On Monday I laid out the case for platform monopolies: that they provide firms with incentives to create new products by allowing them to recoup their fixed costs. Yesterday I had two posts arguing that closed platforms can harm consumers by preventing gains to interoperability.
The question is, Is a platform monopoly an effective way to promote the creation of new devices? And is this benefit sufficient to outweigh the opportunity costs of reduced interoperability?
In considering these questions, it’s vital to distinguish between creating a device and creating a platform. Obviously, we want to create incentives for firms to produce more and better devices. But we don’t necessarily want firms to create new platforms. In fact, we only want firms to create new platforms to the extent necessary to enhance the functionality of new devices. If an existing platform will do the job as well, we should prefer the firm to use it, both because that saves the costs of developing the new platform, and because it permits gains to interoperability with compatible devices.
To illustrate this point, I want to offer a brief history of one of the world’s most successful platforms, the x86 computer chip architecture. I’ve discussed Intel’s x86 chip architecture (which powers almost all modern PCs) before as an example of beneficial reverse engineering. What I didn’t talk about explicitly was the role of network effects on the fortunes of the x86 architecture.
To put it bluntly, by any objective standard, the x86 architecture sucks. It was designed in the 1970s, and many of the design limitations built into the first chips are still hobbling today’s fastest CPUs. Predictions of the architecture’s imminent design have been common for two decades. In the early 1990s, it was widely believed that so-called RISC chips (such as the PowerPCs used in Macs between 1994 and 2006) would leave Intel’s chips in the dust. In the mid-1990s, even Intel thought the x86 architecture’s days were numbered, as they laid plans for a new processor architecture that became the comically ill-fated Itanic.
But x86 wouldn’t die. It turned out that by the mid-1990s, the network effects of the platform had given it unstoppable momentum. The size of the x86 market was so large that Intel and AMD could afford to simply throw more money at finding ever more elaborate ways of overcoming the platform’s limitations. Although RISC chips did often out-perform x86 chips in the mid-1990s, they just couldn’t compete on price, because they had far fewer customers over which to spread their R&D costs.
Over the last decade, x86 chips have gradually cannibalized the rest of the desktop and server chip business. Apple succumbed last year when it abandoned the PowerPC for Intel chips. Sun has begun selling servers based on x86 chips alongside its proprietary SPARC architecture for a couple of years now. Traditional PC makers like Dell have seen increasing success selling x86-based servers.
What this story demonstrates, I think, is that the technical details of the x86 architecture were almost completely irrelevant to its subsequent dominance of the desktop computer industry. Intel’s product didn’t conquer the world because they made spectacularly good design choices when they built the first x86 chips in the 1970s. Rather, they succeeded despite the handicaps of their architecture, thanks to some savvy business decisions, fantastic products, and enormous economies of scale.

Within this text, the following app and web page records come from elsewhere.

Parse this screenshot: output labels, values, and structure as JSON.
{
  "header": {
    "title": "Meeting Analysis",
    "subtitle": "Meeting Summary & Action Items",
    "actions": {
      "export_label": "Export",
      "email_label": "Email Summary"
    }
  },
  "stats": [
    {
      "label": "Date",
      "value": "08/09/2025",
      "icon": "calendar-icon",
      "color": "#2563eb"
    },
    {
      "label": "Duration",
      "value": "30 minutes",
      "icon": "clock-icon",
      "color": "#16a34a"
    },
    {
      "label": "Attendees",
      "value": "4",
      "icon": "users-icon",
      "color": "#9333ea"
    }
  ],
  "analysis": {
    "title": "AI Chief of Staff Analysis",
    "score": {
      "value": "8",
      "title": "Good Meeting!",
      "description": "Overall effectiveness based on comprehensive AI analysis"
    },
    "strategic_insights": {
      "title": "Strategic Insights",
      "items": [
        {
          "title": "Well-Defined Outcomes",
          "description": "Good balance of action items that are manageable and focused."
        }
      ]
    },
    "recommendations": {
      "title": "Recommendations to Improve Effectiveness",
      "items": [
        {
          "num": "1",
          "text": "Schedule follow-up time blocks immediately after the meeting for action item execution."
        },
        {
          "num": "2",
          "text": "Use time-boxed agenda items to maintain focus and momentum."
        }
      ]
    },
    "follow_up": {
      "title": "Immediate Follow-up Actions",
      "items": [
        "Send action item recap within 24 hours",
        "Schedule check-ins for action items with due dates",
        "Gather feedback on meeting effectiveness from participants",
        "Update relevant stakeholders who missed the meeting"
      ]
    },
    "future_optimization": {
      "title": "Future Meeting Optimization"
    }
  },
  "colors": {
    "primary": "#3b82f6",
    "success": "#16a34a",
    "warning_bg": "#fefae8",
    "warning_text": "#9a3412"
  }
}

Many firms, including IBM, HP, Toshiba, Motorola, DEC, Sun, and Intel themselves developed processor architectures that were technically superior in various respects to the x86 platform. The dominance of x86 certainly wasn’t due to a lack of worthy competitors. But the architecture itself appears to have been minor factor of the platform’s success.
I think this lesson applies to other technological architectures as well. The interfaces that define a platform tend not to be a major differentiator for device value. Generally speaking, the interfaces are far simpler than the products that implement them, and many of the details of the interface flow straightforwardly from the functionality required by the device. Once an interface is “good enough,” there’s little to be gained from investing additional resources in improving the interface.
All of which is to say, there’s very little to be gained from creating incentives to create new platforms, as such. If new platforms are needed to support new devices, firms will create them along with their devices. And once an adequate platform is created, it’s usually better to use the existing one that design a new one.
So our focus should be on incentives for the creation of new devices. If those are adequate, platforms will take care of themselves. Next I’ll consider if platform monopolies are a good way of encouraging the creation of devices.